Aim of the exercise: How many lines in the entries below contain the word "JSON"? Answer with the number and nothing else.
((
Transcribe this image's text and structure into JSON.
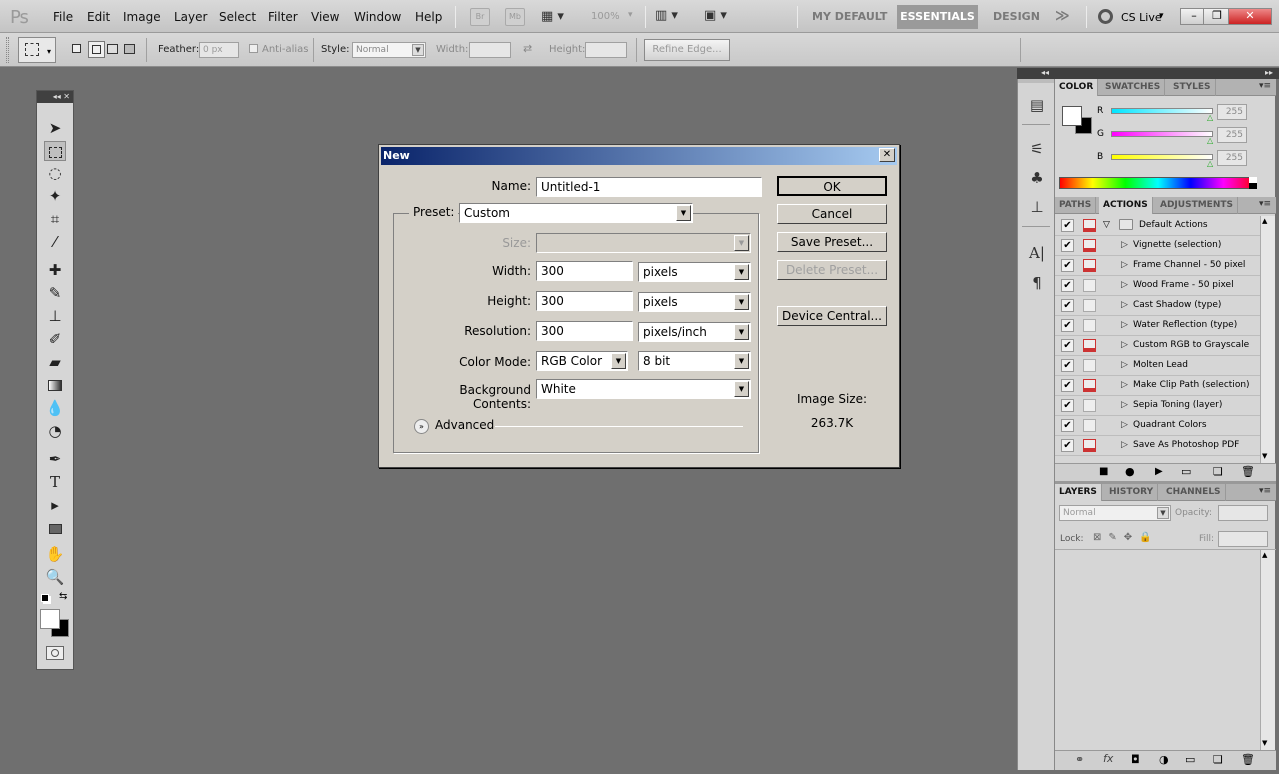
{
  "app": {
    "logo": "Ps"
  },
  "menu": [
    "File",
    "Edit",
    "Image",
    "Layer",
    "Select",
    "Filter",
    "View",
    "Window",
    "Help"
  ],
  "appbar": {
    "br": "Br",
    "mb": "Mb",
    "zoom": "100%",
    "workspaces": [
      "MY DEFAULT",
      "ESSENTIALS",
      "DESIGN"
    ],
    "active_workspace": "ESSENTIALS",
    "more": "≫",
    "cslive": "CS Live"
  },
  "options": {
    "feather_label": "Feather:",
    "feather_value": "0 px",
    "antialias_label": "Anti-alias",
    "style_label": "Style:",
    "style_value": "Normal",
    "width_label": "Width:",
    "height_label": "Height:",
    "refine": "Refine Edge..."
  },
  "tools_panel": {
    "collapse": "◂◂",
    "close": "✕"
  },
  "color_panel": {
    "tabs": [
      "COLOR",
      "SWATCHES",
      "STYLES"
    ],
    "channels": [
      {
        "label": "R",
        "value": "255",
        "color": "#00e5ff"
      },
      {
        "label": "G",
        "value": "255",
        "color": "#ff00ff"
      },
      {
        "label": "B",
        "value": "255",
        "color": "#ffff00"
      }
    ]
  },
  "actions_panel": {
    "tabs": [
      "PATHS",
      "ACTIONS",
      "ADJUSTMENTS"
    ],
    "set": "Default Actions",
    "items": [
      {
        "name": "Vignette (selection)",
        "dlg": true
      },
      {
        "name": "Frame Channel - 50 pixel",
        "dlg": true
      },
      {
        "name": "Wood Frame - 50 pixel",
        "dlg": false
      },
      {
        "name": "Cast Shadow (type)",
        "dlg": false
      },
      {
        "name": "Water Reflection (type)",
        "dlg": false
      },
      {
        "name": "Custom RGB to Grayscale",
        "dlg": true
      },
      {
        "name": "Molten Lead",
        "dlg": false
      },
      {
        "name": "Make Clip Path (selection)",
        "dlg": true
      },
      {
        "name": "Sepia Toning (layer)",
        "dlg": false
      },
      {
        "name": "Quadrant Colors",
        "dlg": false
      },
      {
        "name": "Save As Photoshop PDF",
        "dlg": true
      }
    ]
  },
  "layers_panel": {
    "tabs": [
      "LAYERS",
      "HISTORY",
      "CHANNELS"
    ],
    "blend": "Normal",
    "opacity_label": "Opacity:",
    "lock_label": "Lock:",
    "fill_label": "Fill:"
  },
  "dialog": {
    "title": "New",
    "name_label": "Name:",
    "name_value": "Untitled-1",
    "preset_label": "Preset:",
    "preset_value": "Custom",
    "size_label": "Size:",
    "width_label": "Width:",
    "width_value": "300",
    "width_unit": "pixels",
    "height_label": "Height:",
    "height_value": "300",
    "height_unit": "pixels",
    "res_label": "Resolution:",
    "res_value": "300",
    "res_unit": "pixels/inch",
    "mode_label": "Color Mode:",
    "mode_value": "RGB Color",
    "bit_value": "8 bit",
    "bg_label": "Background Contents:",
    "bg_value": "White",
    "advanced": "Advanced",
    "ok": "OK",
    "cancel": "Cancel",
    "save_preset": "Save Preset...",
    "delete_preset": "Delete Preset...",
    "device_central": "Device Central...",
    "image_size_label": "Image Size:",
    "image_size_value": "263.7K"
  }
}
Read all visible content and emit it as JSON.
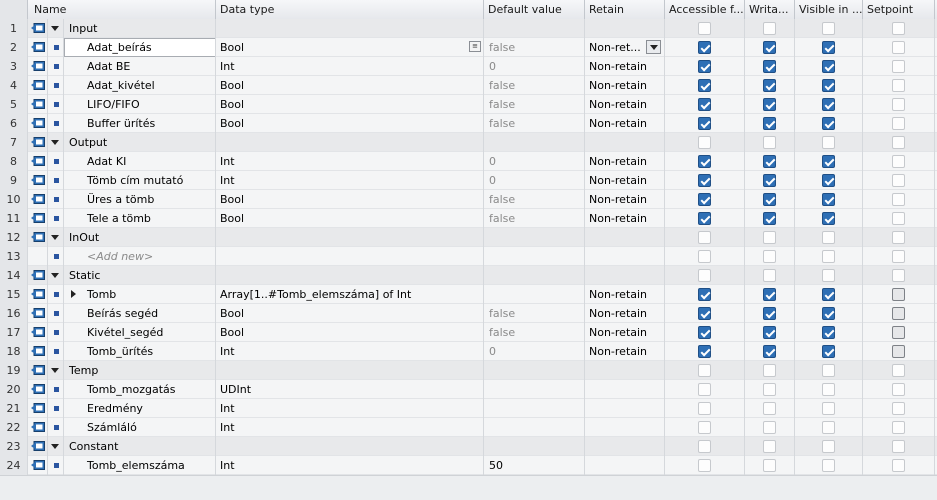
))
Output for this task: 2